GOAL OF THE EXERCISE:
Check which lines in the records hold "icon" and report how many there are, with no other text.

SOURCE DATA:
* * * * * * * * *

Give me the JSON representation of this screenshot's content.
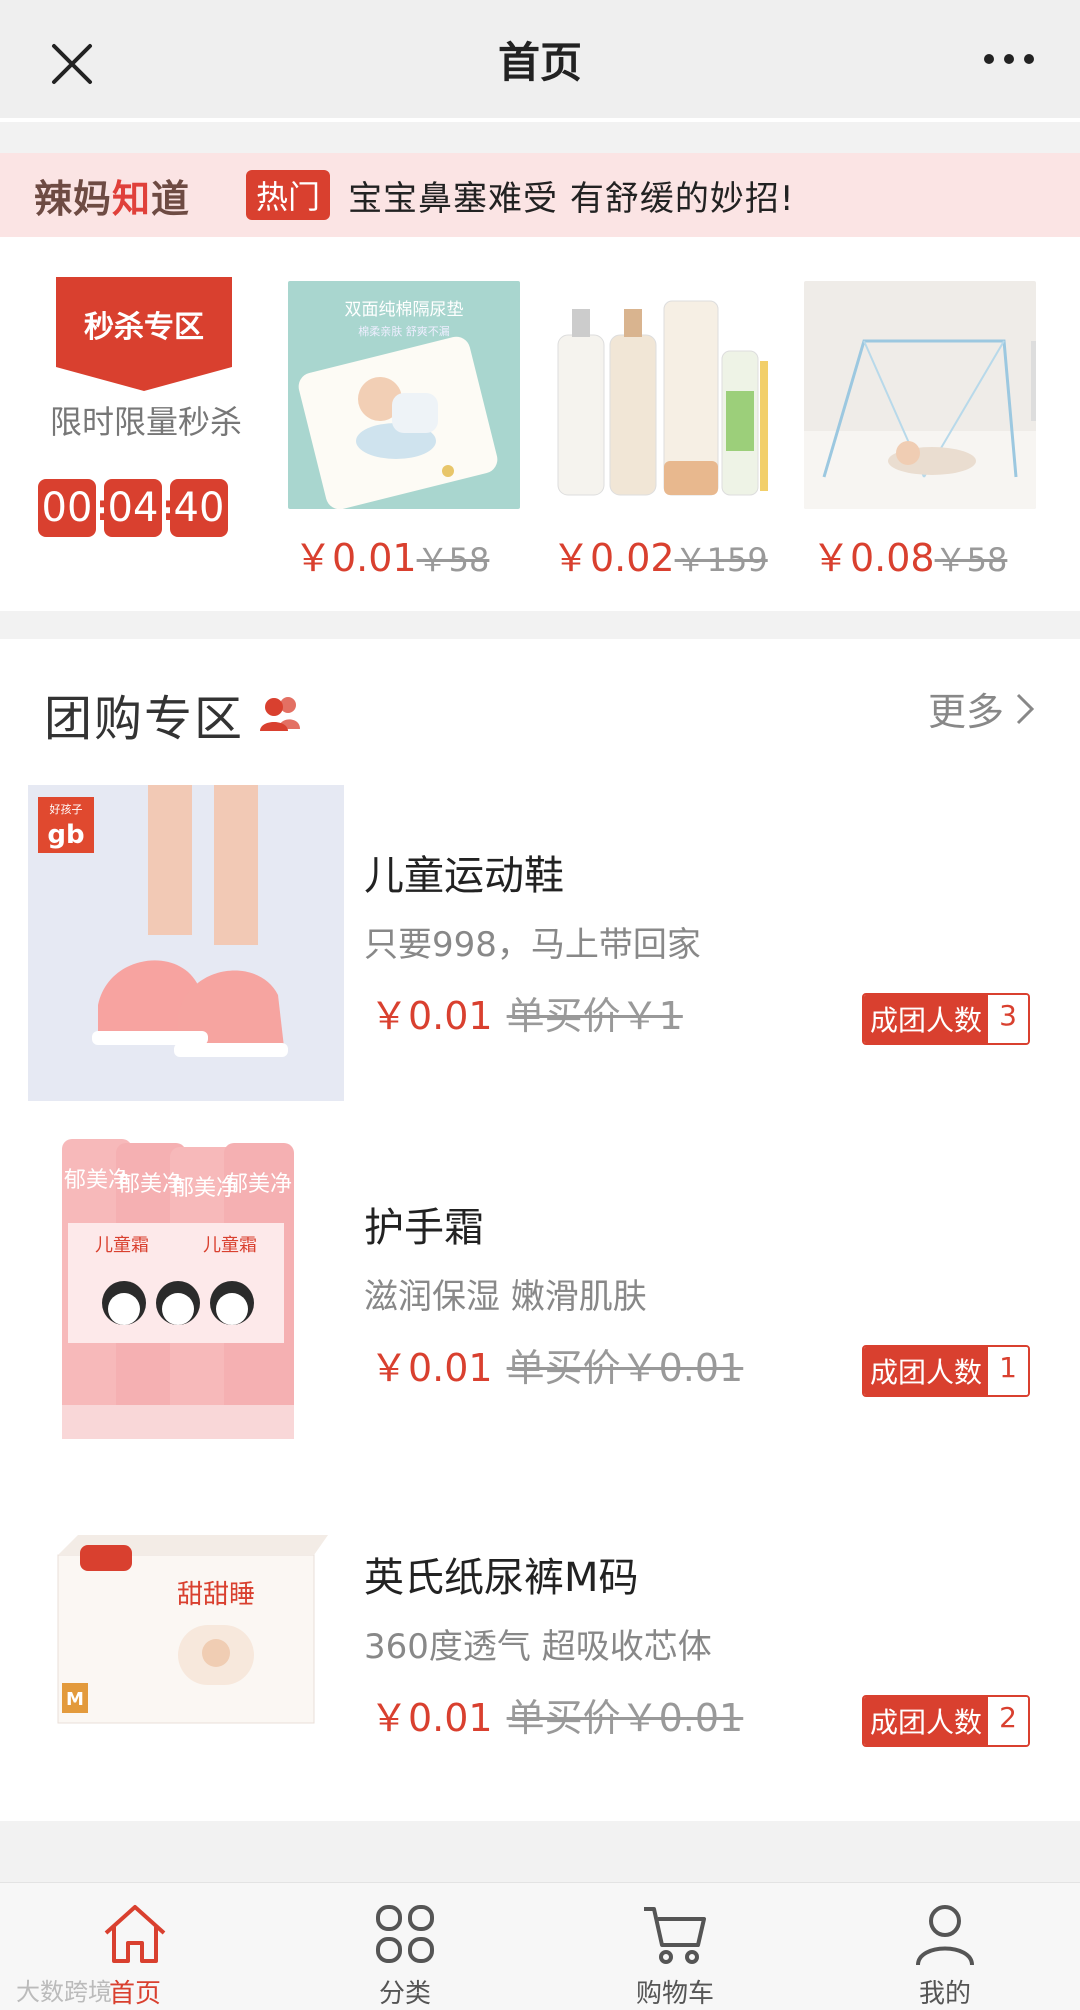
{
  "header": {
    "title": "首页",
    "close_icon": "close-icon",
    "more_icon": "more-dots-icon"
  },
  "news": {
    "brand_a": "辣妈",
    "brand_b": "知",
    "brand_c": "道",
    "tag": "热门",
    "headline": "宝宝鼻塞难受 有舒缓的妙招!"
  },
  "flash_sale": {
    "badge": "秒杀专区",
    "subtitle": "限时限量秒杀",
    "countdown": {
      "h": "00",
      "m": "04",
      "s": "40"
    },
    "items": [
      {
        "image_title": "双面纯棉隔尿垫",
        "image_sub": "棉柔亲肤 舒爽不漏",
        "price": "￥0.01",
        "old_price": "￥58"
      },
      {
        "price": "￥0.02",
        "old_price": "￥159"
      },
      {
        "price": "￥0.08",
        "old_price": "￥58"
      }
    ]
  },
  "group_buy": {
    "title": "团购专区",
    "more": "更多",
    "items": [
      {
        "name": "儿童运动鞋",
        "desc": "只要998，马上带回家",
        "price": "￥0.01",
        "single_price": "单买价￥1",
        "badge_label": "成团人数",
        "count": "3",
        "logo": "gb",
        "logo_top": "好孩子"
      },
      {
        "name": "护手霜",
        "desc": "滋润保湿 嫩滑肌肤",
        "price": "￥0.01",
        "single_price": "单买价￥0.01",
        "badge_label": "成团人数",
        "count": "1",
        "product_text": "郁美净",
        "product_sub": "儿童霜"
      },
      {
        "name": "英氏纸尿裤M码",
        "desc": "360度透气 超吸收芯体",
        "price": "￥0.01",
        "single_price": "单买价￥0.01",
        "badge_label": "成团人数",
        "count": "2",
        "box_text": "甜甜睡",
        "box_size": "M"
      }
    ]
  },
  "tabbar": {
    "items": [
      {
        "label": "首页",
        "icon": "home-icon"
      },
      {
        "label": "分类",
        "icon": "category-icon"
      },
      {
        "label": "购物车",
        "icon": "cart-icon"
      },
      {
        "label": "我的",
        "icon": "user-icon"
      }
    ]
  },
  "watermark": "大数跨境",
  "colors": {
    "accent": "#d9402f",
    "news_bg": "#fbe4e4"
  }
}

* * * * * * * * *

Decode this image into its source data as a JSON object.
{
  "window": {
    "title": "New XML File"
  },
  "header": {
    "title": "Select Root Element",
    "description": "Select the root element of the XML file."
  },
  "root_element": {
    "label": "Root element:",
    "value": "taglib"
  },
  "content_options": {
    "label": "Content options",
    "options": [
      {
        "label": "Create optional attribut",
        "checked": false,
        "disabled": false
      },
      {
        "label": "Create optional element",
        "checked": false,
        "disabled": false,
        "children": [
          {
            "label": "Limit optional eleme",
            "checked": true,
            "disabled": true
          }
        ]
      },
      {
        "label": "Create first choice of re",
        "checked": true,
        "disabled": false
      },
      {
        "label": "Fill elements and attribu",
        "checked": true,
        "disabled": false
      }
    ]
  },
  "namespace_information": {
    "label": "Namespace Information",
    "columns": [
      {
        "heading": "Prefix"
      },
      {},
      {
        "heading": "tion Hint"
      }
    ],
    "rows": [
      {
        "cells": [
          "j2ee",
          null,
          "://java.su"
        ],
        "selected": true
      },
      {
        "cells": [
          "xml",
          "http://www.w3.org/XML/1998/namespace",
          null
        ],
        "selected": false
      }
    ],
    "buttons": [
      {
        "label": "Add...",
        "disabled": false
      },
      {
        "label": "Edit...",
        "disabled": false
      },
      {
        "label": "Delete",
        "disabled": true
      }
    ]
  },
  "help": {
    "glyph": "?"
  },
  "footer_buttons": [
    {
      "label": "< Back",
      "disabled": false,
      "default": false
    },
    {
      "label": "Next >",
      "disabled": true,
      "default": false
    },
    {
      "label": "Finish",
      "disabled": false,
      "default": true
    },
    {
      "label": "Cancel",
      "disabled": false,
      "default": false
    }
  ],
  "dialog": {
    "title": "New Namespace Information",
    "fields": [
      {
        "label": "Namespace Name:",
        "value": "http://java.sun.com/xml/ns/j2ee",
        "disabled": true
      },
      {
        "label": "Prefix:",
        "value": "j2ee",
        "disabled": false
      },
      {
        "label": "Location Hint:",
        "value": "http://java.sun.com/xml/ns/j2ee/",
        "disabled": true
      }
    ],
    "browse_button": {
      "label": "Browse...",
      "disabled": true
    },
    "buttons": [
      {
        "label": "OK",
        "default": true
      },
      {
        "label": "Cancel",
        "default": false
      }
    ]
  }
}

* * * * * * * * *

EXERCISE ANSWER:
6